DATA FOR THE TASK:
************
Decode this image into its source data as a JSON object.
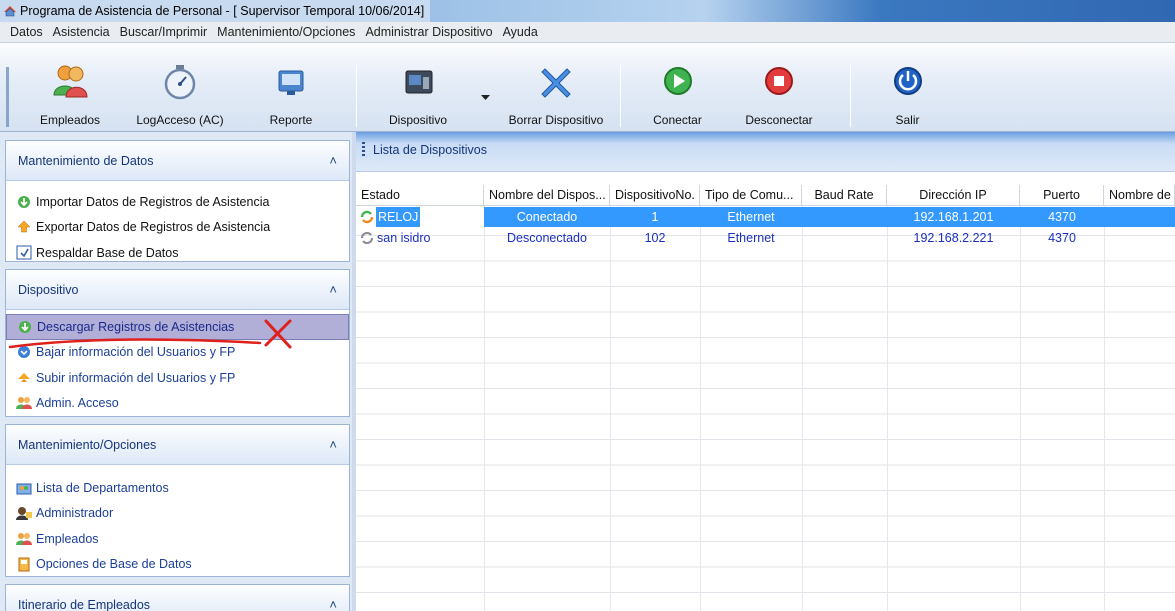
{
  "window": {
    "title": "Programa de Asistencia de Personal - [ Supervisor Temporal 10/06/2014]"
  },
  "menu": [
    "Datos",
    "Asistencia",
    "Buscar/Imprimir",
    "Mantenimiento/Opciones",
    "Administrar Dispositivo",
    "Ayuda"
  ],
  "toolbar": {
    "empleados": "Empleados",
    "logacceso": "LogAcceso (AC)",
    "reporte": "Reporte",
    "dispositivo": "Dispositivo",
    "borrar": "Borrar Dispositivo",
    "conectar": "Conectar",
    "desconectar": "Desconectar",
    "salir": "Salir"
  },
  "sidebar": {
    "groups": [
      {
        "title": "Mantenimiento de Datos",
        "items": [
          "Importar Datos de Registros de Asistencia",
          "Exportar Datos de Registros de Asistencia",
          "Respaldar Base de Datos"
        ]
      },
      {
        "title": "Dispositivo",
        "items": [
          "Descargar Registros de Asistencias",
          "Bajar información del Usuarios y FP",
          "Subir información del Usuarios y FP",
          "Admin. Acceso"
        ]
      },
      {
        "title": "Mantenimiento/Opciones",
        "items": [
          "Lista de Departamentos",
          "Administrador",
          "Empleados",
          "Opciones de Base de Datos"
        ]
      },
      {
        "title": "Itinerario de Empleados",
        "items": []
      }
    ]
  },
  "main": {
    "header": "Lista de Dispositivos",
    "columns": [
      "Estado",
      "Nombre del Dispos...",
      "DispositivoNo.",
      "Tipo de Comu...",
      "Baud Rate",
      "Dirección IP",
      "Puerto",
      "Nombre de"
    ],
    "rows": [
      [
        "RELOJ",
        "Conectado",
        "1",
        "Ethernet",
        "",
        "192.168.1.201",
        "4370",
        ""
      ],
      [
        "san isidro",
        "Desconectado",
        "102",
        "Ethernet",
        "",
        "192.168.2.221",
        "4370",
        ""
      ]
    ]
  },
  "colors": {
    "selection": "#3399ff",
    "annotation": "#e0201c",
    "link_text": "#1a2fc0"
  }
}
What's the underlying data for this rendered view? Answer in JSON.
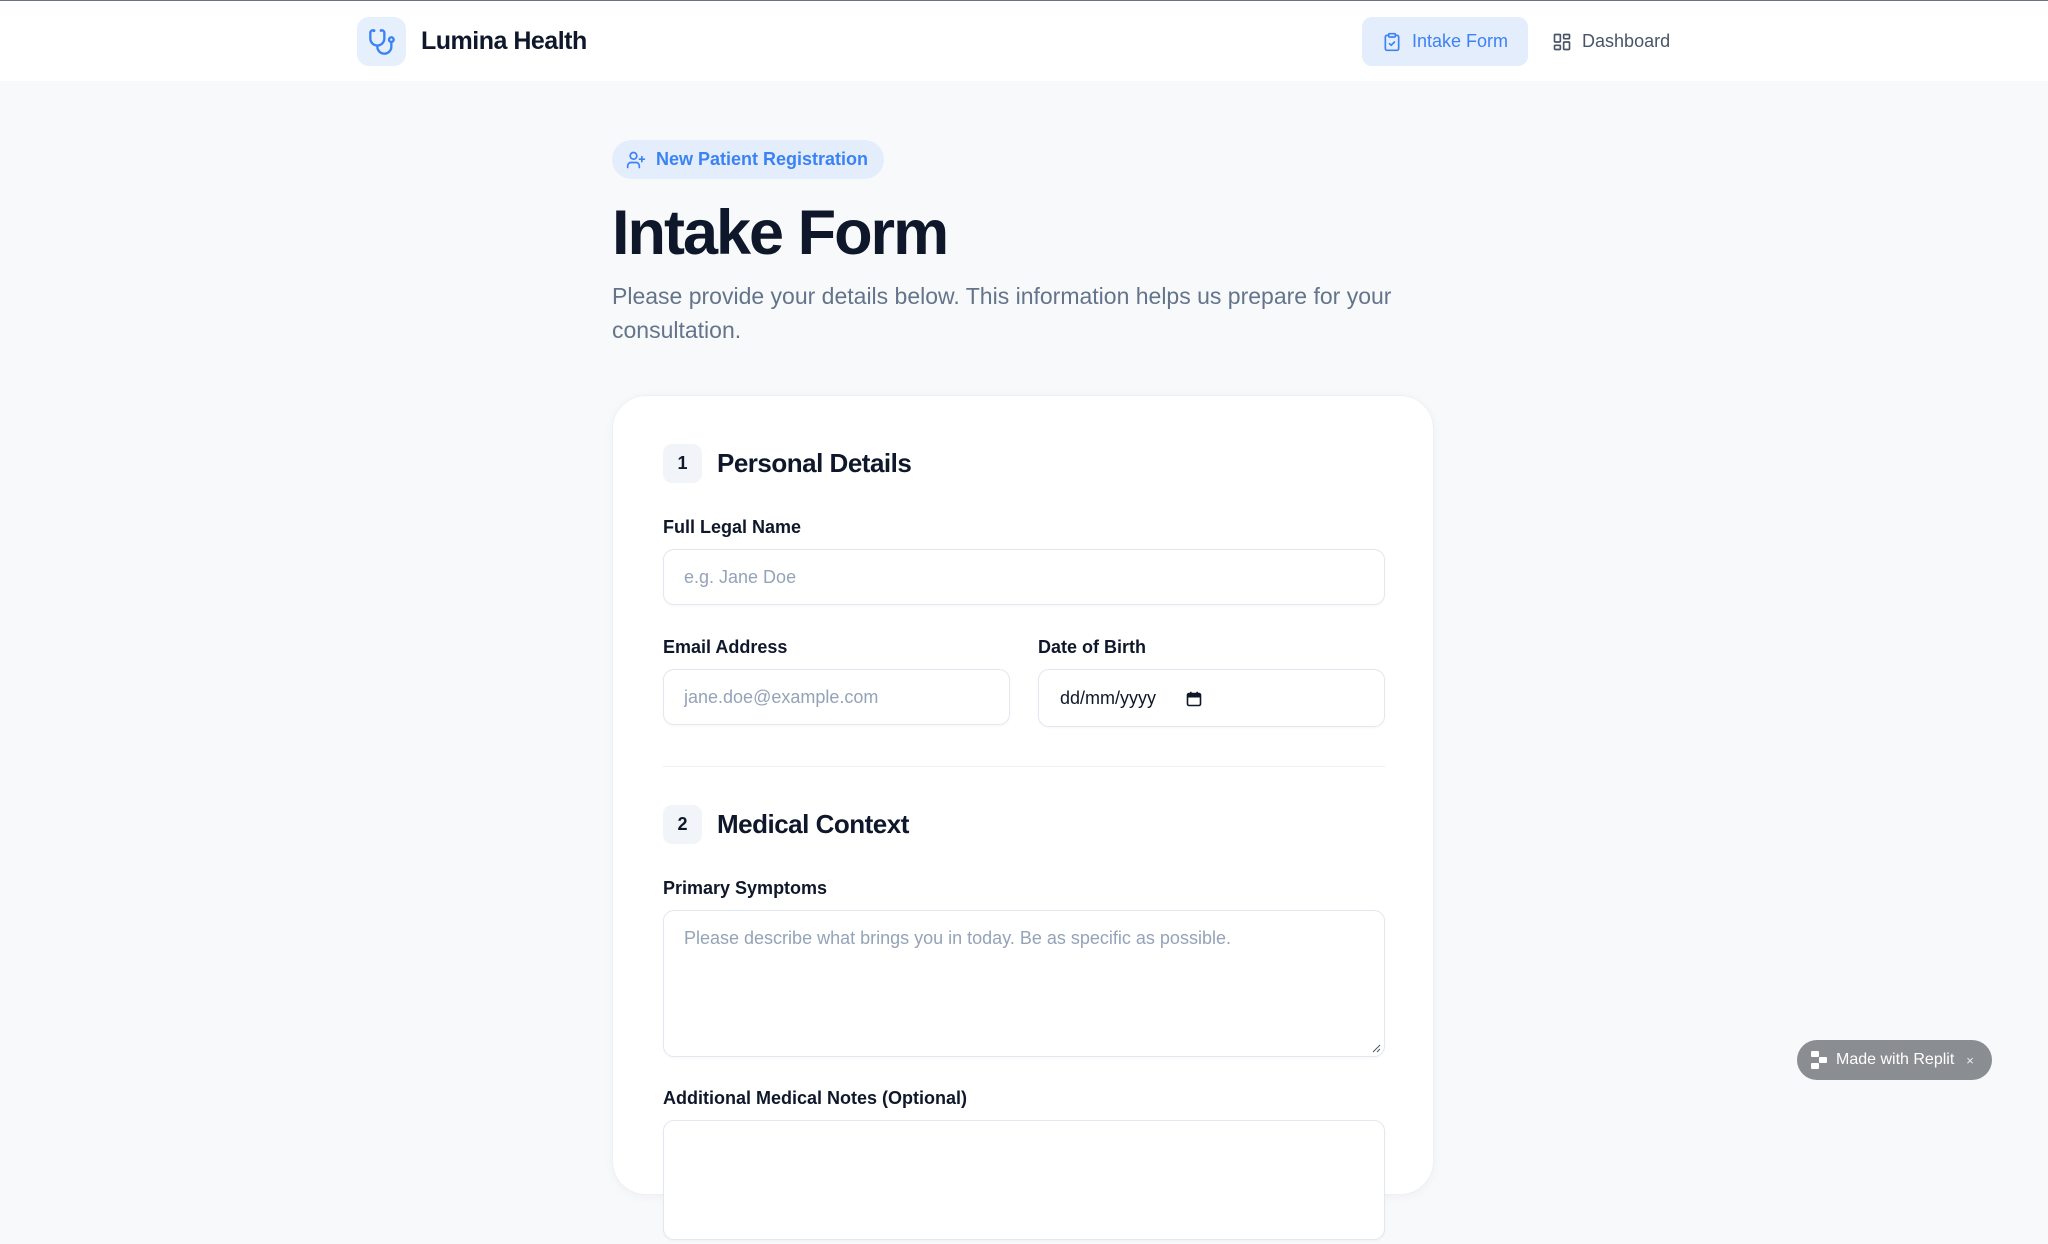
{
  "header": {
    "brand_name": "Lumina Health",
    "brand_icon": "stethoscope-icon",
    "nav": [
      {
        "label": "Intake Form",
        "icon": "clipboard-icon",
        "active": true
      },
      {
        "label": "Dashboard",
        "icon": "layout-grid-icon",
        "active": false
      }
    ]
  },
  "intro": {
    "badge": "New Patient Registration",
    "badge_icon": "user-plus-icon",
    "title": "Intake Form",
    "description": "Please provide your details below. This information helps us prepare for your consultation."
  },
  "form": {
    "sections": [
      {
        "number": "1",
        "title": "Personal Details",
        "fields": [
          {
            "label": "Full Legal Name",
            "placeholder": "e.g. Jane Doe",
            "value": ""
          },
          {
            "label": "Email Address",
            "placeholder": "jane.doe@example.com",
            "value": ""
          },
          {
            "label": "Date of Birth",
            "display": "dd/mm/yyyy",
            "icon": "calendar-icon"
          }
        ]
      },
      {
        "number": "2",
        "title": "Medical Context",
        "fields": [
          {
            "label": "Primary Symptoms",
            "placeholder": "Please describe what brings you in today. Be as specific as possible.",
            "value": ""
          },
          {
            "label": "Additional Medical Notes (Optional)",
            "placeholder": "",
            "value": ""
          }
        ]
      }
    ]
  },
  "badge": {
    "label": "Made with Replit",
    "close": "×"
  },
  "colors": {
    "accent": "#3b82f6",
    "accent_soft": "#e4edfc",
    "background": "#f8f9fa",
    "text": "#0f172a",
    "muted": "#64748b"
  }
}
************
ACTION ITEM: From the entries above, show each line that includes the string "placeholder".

TASK ANSWER:
            "placeholder": "e.g. Jane Doe",
            "placeholder": "jane.doe@example.com",
            "placeholder": "Please describe what brings you in today. Be as specific as possible.",
            "placeholder": "",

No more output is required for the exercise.